CHARLOTTE WEINBERG SAT LISTENING.
There was, she realized, nothing to hear.
The whole great house was silent. Had there been any sound, particularly any stealthy, unaccustomed sound, she would have
heard it at once. The room in which she was sitting was the very hub and center of the house. Into it opened the wide front entrance
with only an open vestibule intervening, and from it on the opposite side opened the door leading out upon a strip of lawn ending in a
white railing, broken where beach steps went downward out of sight, and then gray lake and gray sky.
And from that room branched like a tree all the other sections of the house, the main stem of which
was the wide carpeted walnut stairway which turned over a small coatroom on its somber way to the two upper floors.
Charlotte sat with her narrow back stiffly erect in one of the shiny black wicker chairs which, with the array of ferns which lined
the windows, did not look gay and frivolous as they were intended to look, but, instead, faintly funereal. On sunny days the wide
windows brought the dancing blue of the lake and sky almost into the room, but on dark days, like that day, there was nothing gay
in the room. The windows let you see, through spikes of green ferns, a strip of wet, brownish lawn and at its end a railing and then
just gray space as if the world had dropped away there beyond the railing.
It was, thought Charlotte with irritation, a typical February fog that was creeping inexorably up from the lake. Presently it would
sift through tightly closed windows and doors and would crawl silently through the house and would tickle her long, sensitive throat,
and she would cough and Mina, upstairs, would grow nervous.
Across the room was a small writing desk with a mirror above it. On the desk, and directly under the pale circle of light cast by a
small Lowestoft lamp, was a calendar, and Charlotte’s eyes darted toward it although she already knew that it was Tuesday, the
twenty-second of February.
Four more days until the twenty-sixth.
Her thin, wiry hand went to her throat and pulled a little at the black band of ribbon she always wore to conceal and hold up
sagging muscles. It was not, however, the pressure of the ribbon that gave her that curious choking sensation. It was the necessity
to subdue a strange rising excitement which was dreadful and yet oddly exhilarating and during the past few days had been growing

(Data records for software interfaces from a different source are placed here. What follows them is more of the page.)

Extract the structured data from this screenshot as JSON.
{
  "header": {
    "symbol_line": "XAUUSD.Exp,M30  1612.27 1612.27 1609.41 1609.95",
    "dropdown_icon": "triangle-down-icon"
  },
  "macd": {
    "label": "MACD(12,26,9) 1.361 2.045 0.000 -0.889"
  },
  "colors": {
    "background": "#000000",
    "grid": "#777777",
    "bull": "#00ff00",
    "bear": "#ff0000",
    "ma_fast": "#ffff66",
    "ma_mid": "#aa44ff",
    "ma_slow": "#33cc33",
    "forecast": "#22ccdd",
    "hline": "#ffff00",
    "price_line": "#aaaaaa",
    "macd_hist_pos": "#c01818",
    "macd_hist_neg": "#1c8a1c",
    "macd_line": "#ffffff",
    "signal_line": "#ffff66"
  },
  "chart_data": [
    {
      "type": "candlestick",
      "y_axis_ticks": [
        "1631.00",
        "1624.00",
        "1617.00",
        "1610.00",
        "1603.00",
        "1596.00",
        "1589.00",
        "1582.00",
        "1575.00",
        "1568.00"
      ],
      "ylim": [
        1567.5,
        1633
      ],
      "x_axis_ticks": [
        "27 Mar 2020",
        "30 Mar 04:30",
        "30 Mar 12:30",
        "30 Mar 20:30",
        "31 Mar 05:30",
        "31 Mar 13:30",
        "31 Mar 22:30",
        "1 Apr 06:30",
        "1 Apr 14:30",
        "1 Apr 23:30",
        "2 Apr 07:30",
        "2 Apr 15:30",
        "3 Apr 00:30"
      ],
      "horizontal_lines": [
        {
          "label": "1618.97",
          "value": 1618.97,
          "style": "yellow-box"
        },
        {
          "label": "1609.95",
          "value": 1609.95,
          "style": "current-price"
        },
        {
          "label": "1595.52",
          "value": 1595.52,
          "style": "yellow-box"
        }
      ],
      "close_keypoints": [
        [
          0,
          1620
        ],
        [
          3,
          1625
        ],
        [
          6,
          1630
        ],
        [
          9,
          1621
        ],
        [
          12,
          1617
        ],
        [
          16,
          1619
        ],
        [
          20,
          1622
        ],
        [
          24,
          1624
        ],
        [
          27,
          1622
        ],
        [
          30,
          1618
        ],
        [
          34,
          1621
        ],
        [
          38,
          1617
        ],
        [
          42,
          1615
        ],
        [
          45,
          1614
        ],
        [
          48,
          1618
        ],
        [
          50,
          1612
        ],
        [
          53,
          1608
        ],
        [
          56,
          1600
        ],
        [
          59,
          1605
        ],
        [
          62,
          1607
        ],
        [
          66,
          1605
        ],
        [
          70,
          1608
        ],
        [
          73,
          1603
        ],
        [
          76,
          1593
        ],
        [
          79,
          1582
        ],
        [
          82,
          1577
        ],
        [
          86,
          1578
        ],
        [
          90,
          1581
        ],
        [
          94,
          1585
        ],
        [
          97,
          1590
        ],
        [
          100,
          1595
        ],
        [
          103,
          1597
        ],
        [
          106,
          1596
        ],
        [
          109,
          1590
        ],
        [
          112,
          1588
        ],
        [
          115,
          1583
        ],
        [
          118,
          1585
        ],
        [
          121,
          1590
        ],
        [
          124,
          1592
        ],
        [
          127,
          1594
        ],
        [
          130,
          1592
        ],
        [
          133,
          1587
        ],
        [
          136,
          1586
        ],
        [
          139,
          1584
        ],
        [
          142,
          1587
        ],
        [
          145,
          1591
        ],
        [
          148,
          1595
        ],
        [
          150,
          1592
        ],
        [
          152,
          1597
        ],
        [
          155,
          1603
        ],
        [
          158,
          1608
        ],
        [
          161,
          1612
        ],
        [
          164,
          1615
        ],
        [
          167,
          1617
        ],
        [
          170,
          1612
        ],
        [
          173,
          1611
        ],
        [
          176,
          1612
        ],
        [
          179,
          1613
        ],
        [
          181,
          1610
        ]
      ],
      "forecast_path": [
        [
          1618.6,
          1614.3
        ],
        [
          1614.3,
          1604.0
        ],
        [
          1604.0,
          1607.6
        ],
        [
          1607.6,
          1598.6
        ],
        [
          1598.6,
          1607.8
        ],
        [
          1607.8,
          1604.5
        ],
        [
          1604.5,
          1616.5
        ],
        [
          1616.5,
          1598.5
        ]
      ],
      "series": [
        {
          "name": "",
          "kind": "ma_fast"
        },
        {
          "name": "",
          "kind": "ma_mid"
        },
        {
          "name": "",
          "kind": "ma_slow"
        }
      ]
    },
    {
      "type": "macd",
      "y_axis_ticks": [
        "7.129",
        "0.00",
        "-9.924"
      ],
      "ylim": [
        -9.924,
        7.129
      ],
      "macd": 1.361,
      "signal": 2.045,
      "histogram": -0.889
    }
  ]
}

more and more difficult to repress.
Then her hand stiffened as she listened.
Reprinted with permission
from Death in the Fog
Copyright © 1996
by Mignon Eberhart
U of Nebraska P